Try it
Starting at the first line below, copy through to the last line exactly.

Data records

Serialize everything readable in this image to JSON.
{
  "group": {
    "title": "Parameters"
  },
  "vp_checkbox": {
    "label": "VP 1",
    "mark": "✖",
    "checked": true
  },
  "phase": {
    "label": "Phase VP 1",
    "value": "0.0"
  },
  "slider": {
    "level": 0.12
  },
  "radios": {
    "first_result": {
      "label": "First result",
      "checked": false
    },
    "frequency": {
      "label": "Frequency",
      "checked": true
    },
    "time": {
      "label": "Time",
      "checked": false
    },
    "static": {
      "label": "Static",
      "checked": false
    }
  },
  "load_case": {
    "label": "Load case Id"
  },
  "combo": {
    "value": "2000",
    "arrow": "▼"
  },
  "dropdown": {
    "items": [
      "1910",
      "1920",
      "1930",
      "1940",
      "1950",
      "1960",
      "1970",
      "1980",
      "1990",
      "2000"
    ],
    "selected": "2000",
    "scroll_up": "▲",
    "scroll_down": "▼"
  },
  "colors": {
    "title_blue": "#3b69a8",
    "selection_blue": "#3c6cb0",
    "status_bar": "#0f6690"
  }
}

Completed exercise
Serialize everything readable in this image to JSON.
{
  "group": {
    "title": "Parameters"
  },
  "vp_checkbox": {
    "label": "VP 1",
    "mark": "✖",
    "checked": true
  },
  "phase": {
    "label": "Phase VP 1",
    "value": "0.0"
  },
  "slider": {
    "level": 0.12
  },
  "radios": {
    "first_result": {
      "label": "First result",
      "checked": false
    },
    "frequency": {
      "label": "Frequency",
      "checked": true
    },
    "time": {
      "label": "Time",
      "checked": false
    },
    "static": {
      "label": "Static",
      "checked": false
    }
  },
  "load_case": {
    "label": "Load case Id"
  },
  "combo": {
    "value": "2000",
    "arrow": "▼"
  },
  "dropdown": {
    "items": [
      "1910",
      "1920",
      "1930",
      "1940",
      "1950",
      "1960",
      "1970",
      "1980",
      "1990",
      "2000"
    ],
    "selected": "2000",
    "scroll_up": "▲",
    "scroll_down": "▼"
  },
  "colors": {
    "title_blue": "#3b69a8",
    "selection_blue": "#3c6cb0",
    "status_bar": "#0f6690"
  }
}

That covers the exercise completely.